apply to a superstar and an unknown artist, different concepts would apply to a scientific publication, a fashion magazine, or an international newspaper. In my view, a mixed model will almost always be the outcome: less or no control here, some new kind of control process there, and always carefully balanced with the shifts in the marketplace. For established companies such as the NYT, there is yet another angle: The highly lucrative, B2B archive services that the NYT provides to companies such as Gale or LexisNexis will obviously need to be kept separate from a 100% open-archive model. This is one example of the challenges traditional media companies are facing in this new, lesser-controlled, paid-with-attention world. But let’s take this outside the realm of newspapers. For the music industry, the NYT’s TimesSelect experience shows us that a radio-like, feels-like-free listening experience is crucial — and that is what the use of music on social networks represents. Social networks are the new radio, with the caveat that going forward they will also have to include on-demand and interactive uses of music, such as widgets and personal playlists. I will cover this in one of my next chapters, on “The Widgetization of Media.” In short, as a consumer-facing company in this new control-less, liquid, userempowering media ecosystem, you can become or remain a leading player only if you do not cling to tightly controlling access in an attempt to immediately monetize it. Sell Everything Around the Content So what does the NYT really sell? Is it the content itself? Is it those highly paid editors and writers? ;-) Is it the actual paper it’s printed on? The answer is in itself a blueprint for media: They sell everything around the content, but the content itself feels like free. 1.2 million people buying the daily paper for $1.25 does not generate enough money to produce, print, and distribute it; running NYT events and conferences does not; selling classified ads does not; online ad banners do not; About.com does not; the NYT’s radio stations do not; syndicating reviews does not…but the sum of all parts sure does! Some people may argue that in ten years there will be no need for a print edition of the NYT any longer, and some people argue there will be no more CDs in 10 years either. I would offer a different angle: They will still exist but they will be a lot more expensive, a premium product with all kinds of added values that only a physical product can deliver (at least for the next 10 years). In music, I think we will have a new, superior physical format emerging in three to five years. It may be rather expensive, and offered at steep premiums, but it will be built on a ubiquitous flat rate for music that makes marketing of such a product easy. All the News That’s Fit To Click Now here is an interesting variation of the age-old NYT tagline, All the News That’s Fit To Print! The printing has become clicking. To take it further, as I like to do, the buying has become clicking. I click and therefore I generate revenue. I participate and therefore I add value. I get engaged and I pay with attention. Take this theme into music, film, or TV: All the Music That’s Fit to Play. Now that sounds like a great tagline for radio, or indeed for another version of iTunes and the now-WiFi’ed iPod. Just imagine the power
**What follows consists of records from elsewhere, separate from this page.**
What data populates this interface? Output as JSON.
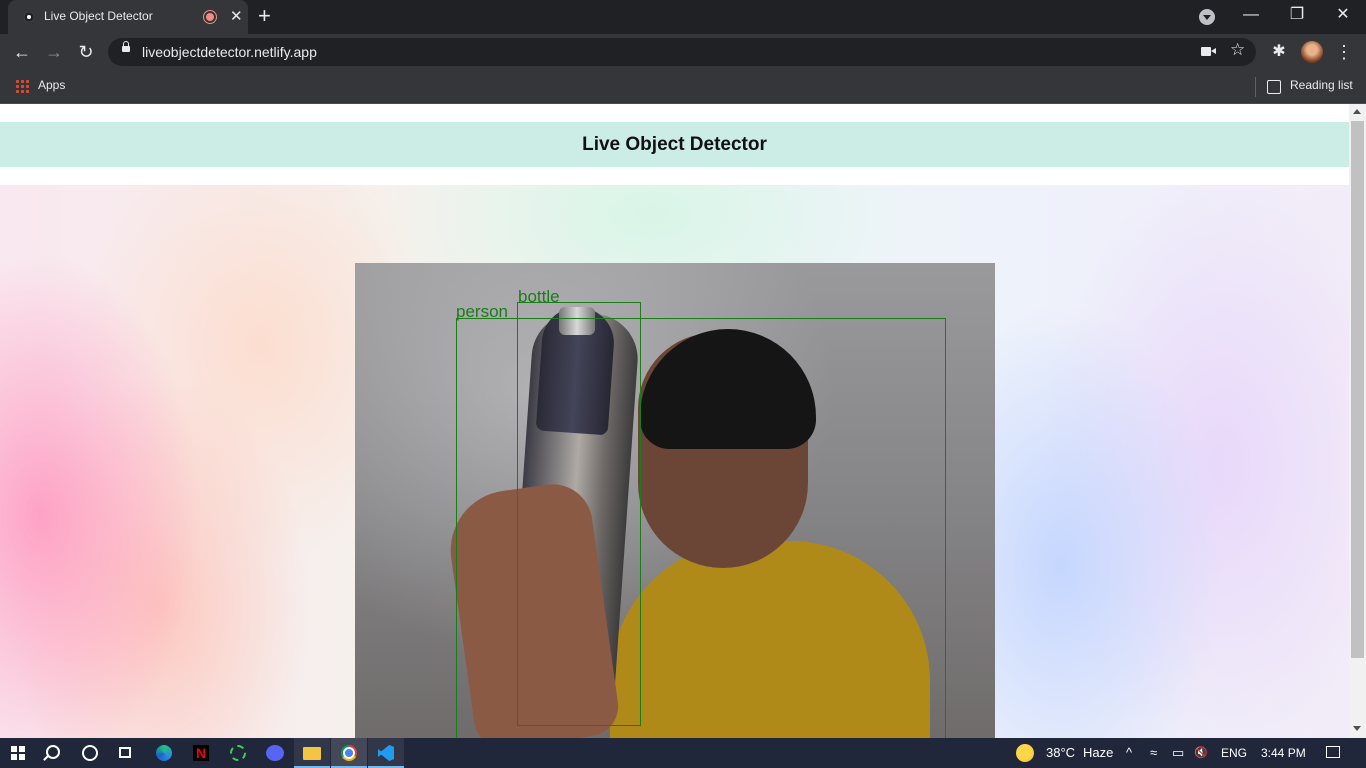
{
  "browser": {
    "tab_title": "Live Object Detector",
    "tab_close": "✕",
    "new_tab": "+",
    "url": "liveobjectdetector.netlify.app",
    "window_controls": {
      "minimize": "—",
      "restore": "❐",
      "close": "✕"
    },
    "nav_icons": {
      "back": "←",
      "forward": "→",
      "reload": "↻",
      "star": "☆",
      "extensions": "✱",
      "menu": "⋮"
    },
    "bookmarks": {
      "apps_label": "Apps",
      "reading_list_label": "Reading list"
    }
  },
  "page": {
    "title": "Live Object Detector",
    "detections": [
      {
        "label": "person"
      },
      {
        "label": "bottle"
      }
    ]
  },
  "taskbar": {
    "weather_temp": "38°C",
    "weather_desc": "Haze",
    "language": "ENG",
    "time": "3:44 PM",
    "tray_icons": {
      "chevron": "^",
      "wifi": "≈",
      "battery": "▭",
      "volume": "🔇"
    }
  },
  "colors": {
    "detection_box": "#1a7d1a",
    "header_band": "#ccede6",
    "chrome_dark": "#202124",
    "taskbar": "#20273a"
  }
}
of a medium that would deliver all the music that’s fit to play, for a feels-like-free price! In TV, we already have this phenomenon: YouTube and others of its ilk. In news and journalism, other good examples include the UK Guardian, whose editor in chief, Alan Rusbridger, told his staff in March 2007 that he wants their publication to be “the Web’s first newspaper.” The changes undertaken by the Guardian since then have indeed started to bear fruit, with an increase of almost 50% in page views. Openness drives attention drives revenues. Another Lesson: Control Is Expensive, Too Another important aspect did not quite come across in the media coverage of the TimesSelect changes: How much money did it actually cost them to keep and maintain the TimesSelect wall? What were the operating costs of keeping it separate? In other words, how much money was spent on the Wall? Is there any profit left after those costs are deducted? And to go beyond the NYT: In music, what are the costs of ten years of dabbling in technical protection measures (TPM) and assorted snake-oils such as digital rights management technologies (DRM)? In television and the movie industry, what are the costs of DVD copy-protection (CSS), and other attempts at control such as the Broadcast Flag? In many if not most cases, my hunch is that the purveyors of content and their representatives would be better off finding other ways of deriving additional value contained in their offerings, saving the often large costs of attempting to control access and reassigning those resources to ideas that create more value for their uses. I’ll have much more to say on this in my upcoming chapter, “The True Costs of Control Obsession.” I am pretty certain that the next bastion of controlled access to professional content, the Wall Street Journal, will fall soon as well. This will be influenced by the recent WSJMurdoch connection: If anyone should know about the power of un-control it should be Murdoch, post his MySpace acquisition. The WSJ sure has a lot of savvy reporters and smart analysts, some of the best writers, and a huge global audience and footprint. If online access were free (or at least more open than it is now), the WSJ’s influence would quickly become even more ubiquitous and their reporting even more influential (and thus sell more ads at higher CPMs), thereby competing even more efficiently with just about any other brand as the leading source of news. The Bottom Line Don’t reduce your Google Juice by putting your content behind the wall and taking yourself out of the equation. Lessen control and enlarge your audience. Set up the tollbooth where it makes sense for the user, not just for you, and move it as needed. Be flexible, have conversations, and make more money with less control. And lastly, get your head around the fact that most content wants to feel like free★ — at least in its first rendition.